» Exercise details
Please copy the records below word for word, leaving out the pictures.

Interface dataset entries
****
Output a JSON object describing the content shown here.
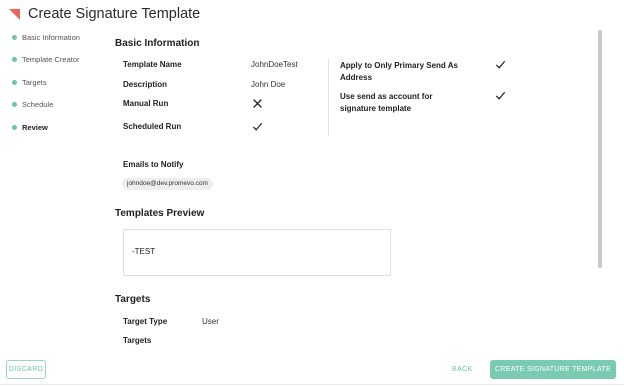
{
  "header": {
    "title": "Create Signature Template"
  },
  "colors": {
    "accent": "#6cc4a9",
    "logo": "#e8675d"
  },
  "steps": [
    {
      "label": "Basic Information",
      "active": false
    },
    {
      "label": "Template Creator",
      "active": false
    },
    {
      "label": "Targets",
      "active": false
    },
    {
      "label": "Schedule",
      "active": false
    },
    {
      "label": "Review",
      "active": true
    }
  ],
  "basic_info": {
    "heading": "Basic Information",
    "template_name_label": "Template Name",
    "template_name_value": "JohnDoeTest",
    "description_label": "Description",
    "description_value": "John Doe",
    "manual_run_label": "Manual Run",
    "manual_run_icon": "x-icon",
    "scheduled_run_label": "Scheduled Run",
    "scheduled_run_icon": "check-icon",
    "primary_send_as_label": "Apply to Only Primary Send As Address",
    "primary_send_as_icon": "check-icon",
    "send_as_account_label": "Use send as account for signature template",
    "send_as_account_icon": "check-icon",
    "emails_label": "Emails to Notify",
    "emails": [
      "johndoe@dev.promevo.com"
    ]
  },
  "preview": {
    "heading": "Templates Preview",
    "text": "-TEST"
  },
  "targets": {
    "heading": "Targets",
    "target_type_label": "Target Type",
    "target_type_value": "User",
    "targets_label": "Targets"
  },
  "footer": {
    "discard": "DISCARD",
    "back": "BACK",
    "create": "CREATE SIGNATURE TEMPLATE"
  }
}
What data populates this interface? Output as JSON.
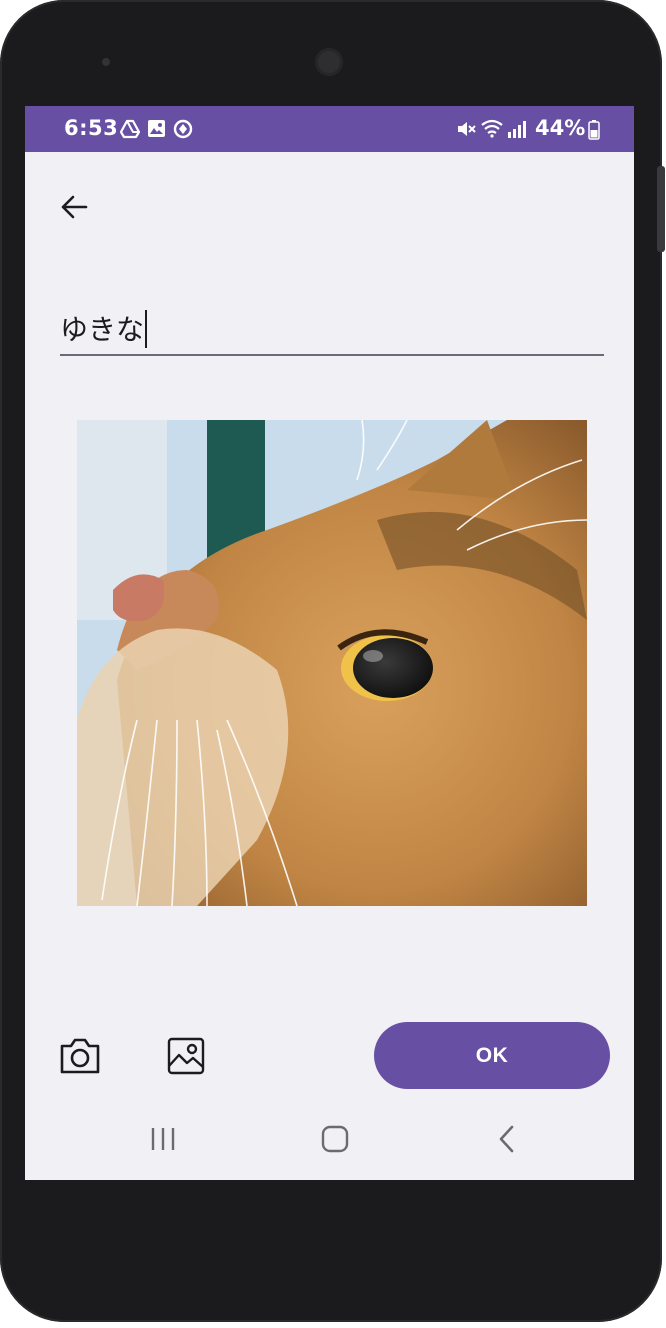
{
  "status_bar": {
    "time": "6:53",
    "battery": "44%",
    "left_icons": [
      "drive-icon",
      "gallery-icon",
      "sync-icon"
    ],
    "right_icons": [
      "mute-icon",
      "wifi-icon",
      "signal-icon",
      "battery-icon"
    ]
  },
  "header": {
    "back_icon": "arrow-left-icon"
  },
  "name_field": {
    "value": "ゆきな"
  },
  "photo": {
    "subject": "cat-photo"
  },
  "toolbar": {
    "camera_icon": "camera-icon",
    "gallery_icon": "image-icon",
    "ok_label": "OK"
  },
  "nav": {
    "icons": [
      "recents-icon",
      "home-icon",
      "back-icon"
    ]
  },
  "colors": {
    "accent": "#6750a4",
    "background": "#f1f0f4",
    "text": "#1c1b1f"
  }
}
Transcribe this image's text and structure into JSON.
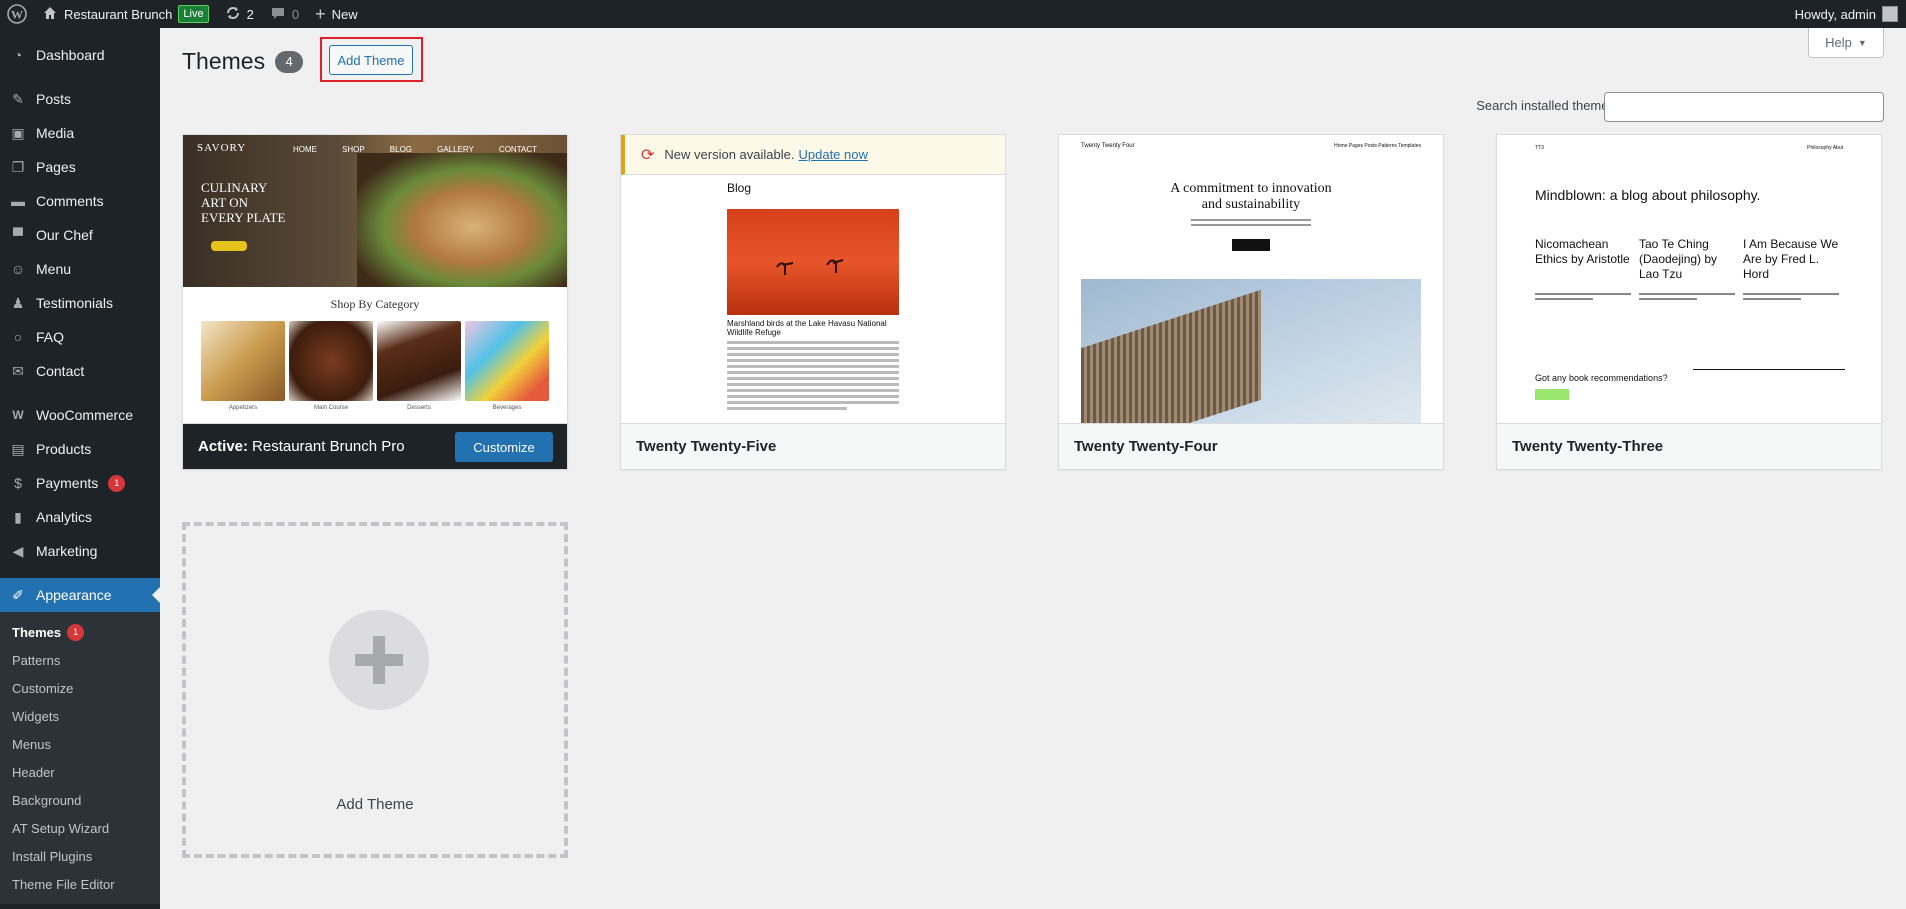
{
  "adminbar": {
    "site_name": "Restaurant Brunch",
    "live_label": "Live",
    "updates_count": "2",
    "comments_count": "0",
    "new_label": "New",
    "howdy": "Howdy, admin"
  },
  "sidebar": {
    "items": [
      {
        "label": "Dashboard",
        "icon": "dashboard-icon"
      },
      {
        "label": "Posts",
        "icon": "pin-icon"
      },
      {
        "label": "Media",
        "icon": "media-icon"
      },
      {
        "label": "Pages",
        "icon": "pages-icon"
      },
      {
        "label": "Comments",
        "icon": "comments-icon"
      },
      {
        "label": "Our Chef",
        "icon": "chef-icon"
      },
      {
        "label": "Menu",
        "icon": "smiley-icon"
      },
      {
        "label": "Testimonials",
        "icon": "person-icon"
      },
      {
        "label": "FAQ",
        "icon": "circle-icon"
      },
      {
        "label": "Contact",
        "icon": "mail-icon"
      },
      {
        "label": "WooCommerce",
        "icon": "woo-icon"
      },
      {
        "label": "Products",
        "icon": "archive-icon"
      },
      {
        "label": "Payments",
        "icon": "dollar-icon",
        "badge": "1"
      },
      {
        "label": "Analytics",
        "icon": "bar-chart-icon"
      },
      {
        "label": "Marketing",
        "icon": "megaphone-icon"
      },
      {
        "label": "Appearance",
        "icon": "paintbrush-icon"
      }
    ],
    "submenu": [
      {
        "label": "Themes",
        "badge": "1"
      },
      {
        "label": "Patterns"
      },
      {
        "label": "Customize"
      },
      {
        "label": "Widgets"
      },
      {
        "label": "Menus"
      },
      {
        "label": "Header"
      },
      {
        "label": "Background"
      },
      {
        "label": "AT Setup Wizard"
      },
      {
        "label": "Install Plugins"
      },
      {
        "label": "Theme File Editor"
      }
    ]
  },
  "header": {
    "title": "Themes",
    "count": "4",
    "add_theme": "Add Theme",
    "help": "Help",
    "search_label": "Search installed themes",
    "search_value": ""
  },
  "themes": [
    {
      "active_prefix": "Active:",
      "name": "Restaurant Brunch Pro",
      "customize": "Customize",
      "preview": {
        "logo": "SAVORY",
        "nav": [
          "HOME",
          "SHOP",
          "BLOG",
          "GALLERY",
          "CONTACT"
        ],
        "headline": [
          "CULINARY",
          "ART ON",
          "EVERY PLATE"
        ],
        "section": "Shop By Category",
        "categories": [
          "Appetizers",
          "Main Course",
          "Desserts",
          "Beverages"
        ]
      }
    },
    {
      "name": "Twenty Twenty-Five",
      "notice_text": "New version available.",
      "notice_link": "Update now",
      "preview": {
        "heading": "Blog",
        "caption": "Marshland birds at the Lake Havasu National Wildlife Refuge"
      }
    },
    {
      "name": "Twenty Twenty-Four",
      "preview": {
        "site": "Twenty Twenty Four",
        "nav": "Home  Pages  Posts  Patterns  Templates",
        "headline": [
          "A commitment to innovation",
          "and sustainability"
        ]
      }
    },
    {
      "name": "Twenty Twenty-Three",
      "preview": {
        "site": "TT3",
        "nav": "Philosophy   Abut",
        "headline": "Mindblown: a blog about philosophy.",
        "posts": [
          "Nicomachean Ethics by Aristotle",
          "Tao Te Ching (Daodejing) by Lao Tzu",
          "I Am Because We Are by Fred L. Hord"
        ],
        "ask": "Got any book recommendations?"
      }
    }
  ],
  "add_card": {
    "label": "Add Theme"
  },
  "colors": {
    "admin_dark": "#1d2327",
    "accent": "#2271b1",
    "badge_red": "#d63638",
    "highlight": "#e0202a"
  }
}
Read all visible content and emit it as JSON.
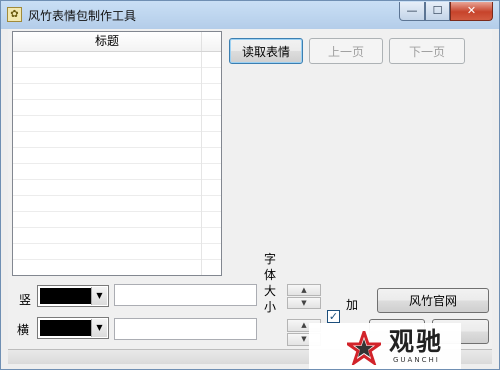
{
  "window": {
    "title": "风竹表情包制作工具",
    "app_icon_glyph": "✿",
    "controls": {
      "minimize": "—",
      "maximize": "☐",
      "close": "✕"
    }
  },
  "list": {
    "columns": [
      "标题"
    ],
    "rows": []
  },
  "toolbar": {
    "read_label": "读取表情",
    "prev_label": "上一页",
    "next_label": "下一页"
  },
  "vertical_row": {
    "label": "竖",
    "color_value": "#000000",
    "text_value": ""
  },
  "horizontal_row": {
    "label": "横",
    "color_value": "#000000",
    "text_value": ""
  },
  "font_size": {
    "chars": [
      "字",
      "体",
      "大",
      "小"
    ],
    "up_arrow": "▲",
    "down_arrow": "▼"
  },
  "bold": {
    "label": "加",
    "checked": true,
    "check_glyph": "✓"
  },
  "website_button_label": "风竹官网",
  "dropdown_arrow": "▼",
  "watermark": {
    "main": "观驰",
    "sub": "GUANCHI"
  },
  "colors": {
    "title_bar": "#c9dff5",
    "close_button": "#c7432b",
    "window_bg": "#f0f0f0",
    "watermark_star_red": "#d2232a"
  }
}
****
» Response to the task
Output a JSON object describing the content shown here.
{
  "header": {
    "title": "Create Signature Template"
  },
  "colors": {
    "accent": "#6cc4a9",
    "logo": "#e8675d"
  },
  "steps": [
    {
      "label": "Basic Information",
      "active": false
    },
    {
      "label": "Template Creator",
      "active": false
    },
    {
      "label": "Targets",
      "active": false
    },
    {
      "label": "Schedule",
      "active": false
    },
    {
      "label": "Review",
      "active": true
    }
  ],
  "basic_info": {
    "heading": "Basic Information",
    "template_name_label": "Template Name",
    "template_name_value": "JohnDoeTest",
    "description_label": "Description",
    "description_value": "John Doe",
    "manual_run_label": "Manual Run",
    "manual_run_icon": "x-icon",
    "scheduled_run_label": "Scheduled Run",
    "scheduled_run_icon": "check-icon",
    "primary_send_as_label": "Apply to Only Primary Send As Address",
    "primary_send_as_icon": "check-icon",
    "send_as_account_label": "Use send as account for signature template",
    "send_as_account_icon": "check-icon",
    "emails_label": "Emails to Notify",
    "emails": [
      "johndoe@dev.promevo.com"
    ]
  },
  "preview": {
    "heading": "Templates Preview",
    "text": "-TEST"
  },
  "targets": {
    "heading": "Targets",
    "target_type_label": "Target Type",
    "target_type_value": "User",
    "targets_label": "Targets"
  },
  "footer": {
    "discard": "DISCARD",
    "back": "BACK",
    "create": "CREATE SIGNATURE TEMPLATE"
  }
}
What data populates this interface? Output as JSON.
{
  "status_bar": {
    "time": "6:53",
    "battery": "44%",
    "left_icons": [
      "drive-icon",
      "gallery-icon",
      "sync-icon"
    ],
    "right_icons": [
      "mute-icon",
      "wifi-icon",
      "signal-icon",
      "battery-icon"
    ]
  },
  "header": {
    "back_icon": "arrow-left-icon"
  },
  "name_field": {
    "value": "ゆきな"
  },
  "photo": {
    "subject": "cat-photo"
  },
  "toolbar": {
    "camera_icon": "camera-icon",
    "gallery_icon": "image-icon",
    "ok_label": "OK"
  },
  "nav": {
    "icons": [
      "recents-icon",
      "home-icon",
      "back-icon"
    ]
  },
  "colors": {
    "accent": "#6750a4",
    "background": "#f1f0f4",
    "text": "#1c1b1f"
  }
}
Transcribe this image's text and structure into JSON.
{
  "adminbar": {
    "site_name": "Restaurant Brunch",
    "live_label": "Live",
    "updates_count": "2",
    "comments_count": "0",
    "new_label": "New",
    "howdy": "Howdy, admin"
  },
  "sidebar": {
    "items": [
      {
        "label": "Dashboard",
        "icon": "dashboard-icon"
      },
      {
        "label": "Posts",
        "icon": "pin-icon"
      },
      {
        "label": "Media",
        "icon": "media-icon"
      },
      {
        "label": "Pages",
        "icon": "pages-icon"
      },
      {
        "label": "Comments",
        "icon": "comments-icon"
      },
      {
        "label": "Our Chef",
        "icon": "chef-icon"
      },
      {
        "label": "Menu",
        "icon": "smiley-icon"
      },
      {
        "label": "Testimonials",
        "icon": "person-icon"
      },
      {
        "label": "FAQ",
        "icon": "circle-icon"
      },
      {
        "label": "Contact",
        "icon": "mail-icon"
      },
      {
        "label": "WooCommerce",
        "icon": "woo-icon"
      },
      {
        "label": "Products",
        "icon": "archive-icon"
      },
      {
        "label": "Payments",
        "icon": "dollar-icon",
        "badge": "1"
      },
      {
        "label": "Analytics",
        "icon": "bar-chart-icon"
      },
      {
        "label": "Marketing",
        "icon": "megaphone-icon"
      },
      {
        "label": "Appearance",
        "icon": "paintbrush-icon"
      }
    ],
    "submenu": [
      {
        "label": "Themes",
        "badge": "1"
      },
      {
        "label": "Patterns"
      },
      {
        "label": "Customize"
      },
      {
        "label": "Widgets"
      },
      {
        "label": "Menus"
      },
      {
        "label": "Header"
      },
      {
        "label": "Background"
      },
      {
        "label": "AT Setup Wizard"
      },
      {
        "label": "Install Plugins"
      },
      {
        "label": "Theme File Editor"
      }
    ]
  },
  "header": {
    "title": "Themes",
    "count": "4",
    "add_theme": "Add Theme",
    "help": "Help",
    "search_label": "Search installed themes",
    "search_value": ""
  },
  "themes": [
    {
      "active_prefix": "Active:",
      "name": "Restaurant Brunch Pro",
      "customize": "Customize",
      "preview": {
        "logo": "SAVORY",
        "nav": [
          "HOME",
          "SHOP",
          "BLOG",
          "GALLERY",
          "CONTACT"
        ],
        "headline": [
          "CULINARY",
          "ART ON",
          "EVERY PLATE"
        ],
        "section": "Shop By Category",
        "categories": [
          "Appetizers",
          "Main Course",
          "Desserts",
          "Beverages"
        ]
      }
    },
    {
      "name": "Twenty Twenty-Five",
      "notice_text": "New version available.",
      "notice_link": "Update now",
      "preview": {
        "heading": "Blog",
        "caption": "Marshland birds at the Lake Havasu National Wildlife Refuge"
      }
    },
    {
      "name": "Twenty Twenty-Four",
      "preview": {
        "site": "Twenty Twenty Four",
        "nav": "Home  Pages  Posts  Patterns  Templates",
        "headline": [
          "A commitment to innovation",
          "and sustainability"
        ]
      }
    },
    {
      "name": "Twenty Twenty-Three",
      "preview": {
        "site": "TT3",
        "nav": "Philosophy   Abut",
        "headline": "Mindblown: a blog about philosophy.",
        "posts": [
          "Nicomachean Ethics by Aristotle",
          "Tao Te Ching (Daodejing) by Lao Tzu",
          "I Am Because We Are by Fred L. Hord"
        ],
        "ask": "Got any book recommendations?"
      }
    }
  ],
  "add_card": {
    "label": "Add Theme"
  },
  "colors": {
    "admin_dark": "#1d2327",
    "accent": "#2271b1",
    "badge_red": "#d63638",
    "highlight": "#e0202a"
  }
}
Read all visible content and emit it as JSON.
{
  "window": {
    "title": "风竹表情包制作工具",
    "app_icon_glyph": "✿",
    "controls": {
      "minimize": "—",
      "maximize": "☐",
      "close": "✕"
    }
  },
  "list": {
    "columns": [
      "标题"
    ],
    "rows": []
  },
  "toolbar": {
    "read_label": "读取表情",
    "prev_label": "上一页",
    "next_label": "下一页"
  },
  "vertical_row": {
    "label": "竖",
    "color_value": "#000000",
    "text_value": ""
  },
  "horizontal_row": {
    "label": "横",
    "color_value": "#000000",
    "text_value": ""
  },
  "font_size": {
    "chars": [
      "字",
      "体",
      "大",
      "小"
    ],
    "up_arrow": "▲",
    "down_arrow": "▼"
  },
  "bold": {
    "label": "加",
    "checked": true,
    "check_glyph": "✓"
  },
  "website_button_label": "风竹官网",
  "dropdown_arrow": "▼",
  "watermark": {
    "main": "观驰",
    "sub": "GUANCHI"
  },
  "colors": {
    "title_bar": "#c9dff5",
    "close_button": "#c7432b",
    "window_bg": "#f0f0f0",
    "watermark_star_red": "#d2232a"
  }
}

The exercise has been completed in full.